- Proper water and plumbing protocols
- UV light decontamination
- Intelligent buildings and the utilization of AI
FEMA Region 5 presents the next webinar in the Strategic Partnerships Series. May is Building Safety Month, so we are bringing you two experienced professionals in the area of building codes research, building codes adoption and setting your sights on resilience. Jiqiu (JQ) Yuan, PE, PhD, PMP, with the National Institute of Building Sciences, and Mr. Ryan M. Colker, J.D., CAE, will speak to what community decision makers should know about building codes and how to build supportive partnerships in the research, public and private sector.Virtual Meeting
Floods are the most common and widespread of all weather-related natural disasters. According to testimony from Federal Emergency Management Agency representative Michael Grimm, flood damage cost approximately $17 billion each year between 2010 and 2018. Rising sea levels and extreme weather could cause $20 billion of flood damage to at-risk U.S. homes this year, rising to $32 billion by 2051, according to recent research by flood research non-profit First Street Foundation.
There are many causes of flooding. They include heavy rains, storm surge, quickly melting snow, and breaks in dams or levees. A flood can occur within minutes and last a long period of time. No state or territory in the U.S. is spared, and tragically, floods kill more people in the U.S. than tornadoes, hurricanes or lightning.
In this installment of the Resilience 2021 series, we will cover:
- Flood resilience and mitigation efforts
- The National Flood Insurance Program
- Flood risk in the Continental U.S.
Will the 2021 Atlantic Hurricane Season be a record breaker? Meteorologists from Colorado State University’s Department of Atmospheric Science anticipate a highly active season, predicting 17 named storms and eight hurricanes—four of which they predict will be Category 3 or higher. The Weather Channel’s prediction is slightly different with 18 named storms and eight hurricanes—three of which it expects will be Category 3 or higher.
In 2020, the Atlantic Hurricane Season saw a historic year with 30 tropical storms, which included 14 hurricanes. The worst storm to make landfall was Hurricane Iota, a Category 5 storm that packed 160 mile-per-hour (mph) winds.
The season begins June 1 and runs through November 30. With storms forming as early as May, it is never too early to start preparing. Please join us as we discuss:
- Hurricane risks and mitigation
- Factors for storm strength
- Future of the Atlantic Hurricane Season
The Pandemic Accelerated the Move to Virtual Work Environments. The Built Environment Adapted and Excelled with New Technology.

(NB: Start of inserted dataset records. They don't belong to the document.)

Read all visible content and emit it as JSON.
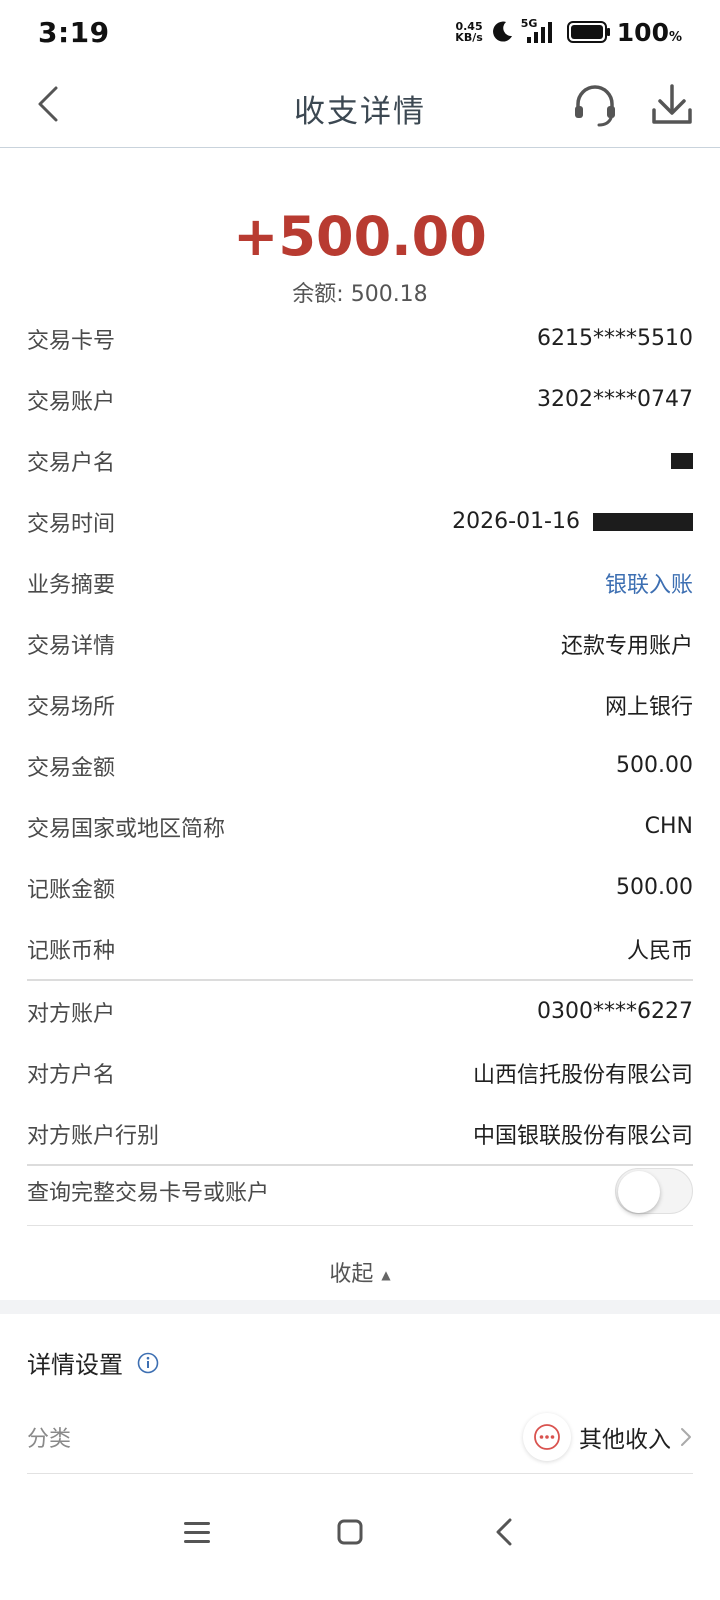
{
  "status_bar": {
    "time": "3:19",
    "net_speed_value": "0.45",
    "net_speed_unit": "KB/s",
    "network": "5G",
    "battery": "100",
    "battery_unit": "%"
  },
  "header": {
    "title": "收支详情",
    "icons": [
      "back-icon",
      "headset-icon",
      "download-icon"
    ]
  },
  "summary": {
    "amount": "+500.00",
    "balance": "余额: 500.18",
    "amount_color": "#b83b31"
  },
  "details": [
    {
      "label": "交易卡号",
      "value": "6215****5510"
    },
    {
      "label": "交易账户",
      "value": "3202****0747"
    },
    {
      "label": "交易户名",
      "value": ""
    },
    {
      "label": "交易时间",
      "value": "2026-01-16"
    },
    {
      "label": "业务摘要",
      "value": "银联入账"
    },
    {
      "label": "交易详情",
      "value": "还款专用账户"
    },
    {
      "label": "交易场所",
      "value": "网上银行"
    },
    {
      "label": "交易金额",
      "value": "500.00"
    },
    {
      "label": "交易国家或地区简称",
      "value": "CHN"
    },
    {
      "label": "记账金额",
      "value": "500.00"
    },
    {
      "label": "记账币种",
      "value": "人民币"
    },
    {
      "label": "对方账户",
      "value": "0300****6227"
    },
    {
      "label": "对方户名",
      "value": "山西信托股份有限公司"
    },
    {
      "label": "对方账户行别",
      "value": "中国银联股份有限公司"
    }
  ],
  "toggle": {
    "label": "查询完整交易卡号或账户",
    "state": "off"
  },
  "collapse_label": "收起",
  "settings": {
    "title": "详情设置",
    "category_label": "分类",
    "category_value": "其他收入"
  },
  "link_color": "#3d6fb2"
}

The COVID-19 crisis presented architecture, engineering and construction companies with an enormous challenge: transitioning an industry long reliant on personal relationships and in-person connections to a remote, digital environment. Like other hands-on sectors, builders and other trades can’t ply their trades over Zoom. However, the pandemic accelerated the need to bring building sites into the digital era through automated tools. Digital technology played a critical role in getting the $11 trillion construction industry back on its feet. The shift seen in the building industry not only shows its resilience, but it is one of the major positive changes to emerge from the crisis.
Join us for the next installment of the Resilience 21 webinar series as we discuss:
- Safety and efficiency of virtual inspections
- Carbon footprint reductions
- Building codes & standards in a digital environment
The 2021 National Disaster Resilience Conference will bring together the nation’s foremost voices in the disaster safety and resilience movement. Keynote presentations, discussion panels, and spotlight topics will focus on the latest in science, policy, and practice to create more resilient buildings and disaster-resilient communities in the face of earthquakes, floods, hail, hurricanes, lightning, tornadoes, and wildfires, as well as human-caused disasters.Clearwater Beach, FL